The board and new management of Air New Zealand could be worried by a United States Government review of the safety of Boeing's new 787 Dreamliner, says local aviation commentator Peter Clark.
On Friday, the Federal Aviation Administration (FAA) announced a comprehensive review of the 787's critical systems, including the design, manufacture and assembly, to find out what caused a fire, a fuel leak and other incidents last week.
Despite the incidents, US Transportation Secretary Ray LaHood declared on Friday: "I believe this plane is safe, and I would have absolutely no reservations about boarding one of these planes and taking a flight."
Clark, who has flown in a 787, also considered the aircraft fundamentally safe and believed the FAA was covering itself to make sure it had not missed anything during certification.
Air New Zealand has firm orders for 10 of the 787-9s, made largely of a carbon-fibre reinforced plastic, which promise 20 per cent fuel-efficiency gains and greater passenger comfort.
When Air New Zealand signed as a launch customer for the 787-9 in 2004, it expected to have them by late 2010. They are now not due until the middle of next year.
Yesterday, a spokeswoman for Air New Zealand said the airline had no comment about the review, but Clark said delays to the larger nine-series 787s had already affected Air New Zealand's planned route expansion and the airline's bottom line.
The board and new management "could be extremely worried for their airline by the dash nine possibly being delayed further," he said.

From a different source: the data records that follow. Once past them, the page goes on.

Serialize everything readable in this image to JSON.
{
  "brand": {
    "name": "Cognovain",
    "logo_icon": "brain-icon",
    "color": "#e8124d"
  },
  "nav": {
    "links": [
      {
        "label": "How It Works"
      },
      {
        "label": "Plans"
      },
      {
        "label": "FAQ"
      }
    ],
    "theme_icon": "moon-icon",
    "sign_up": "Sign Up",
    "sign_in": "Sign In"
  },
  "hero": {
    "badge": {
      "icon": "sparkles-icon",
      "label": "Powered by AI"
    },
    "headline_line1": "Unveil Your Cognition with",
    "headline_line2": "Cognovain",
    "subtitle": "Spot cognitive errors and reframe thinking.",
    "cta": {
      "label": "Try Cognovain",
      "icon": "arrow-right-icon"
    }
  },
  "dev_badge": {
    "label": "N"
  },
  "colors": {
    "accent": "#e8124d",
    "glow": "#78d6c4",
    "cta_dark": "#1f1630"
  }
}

"Times are tough and Air New Zealand needs to move ahead with its new management and I think this aircraft has the potential of delaying that unless it changes its strategy and looks at possibly a new aircraft."
Another local aviation commentator, David Stone, said the review was into the Boeing 787-8 and he did not know what the implication was for the larger nine-series planes, which are still to be built. Stone also said Air New Zealand could be worried the review would cause further delays.
The 787 is the aircraft maker's newest and most technologically advanced airliner, and the company is counting heavily on its success. It relies more than any other modern airliner on electrical signals to help power nearly everything the plane does. It's also the first Boeing plane to use rechargeable lithium ion batteries, which charge faster and can be moulded to space-saving shapes. A fire ignited last Monday in the battery pack of an auxiliary power unit of a Japan Airlines 787 empty of passengers as the plane sat on the tarmac at Boston's Logan International Airport. Also last week, a fuel leak delayed a flight from Boston to Tokyo of another Japan Airlines 787.
On Friday, Japan's All Nippon Airways reported two new cases of problems with the aircraft. A very small amount of oil was discovered leaking from an engine of a 787 flight from Japan's Miyazaki airport to Tokyo. On another flight, to Matsuyama glass in a cockpit window cracked.
Boeing has insisted the 787's problems are no worse than it experienced when its 777 was new in the mid-1990s. That plane is now one of its top-sellers.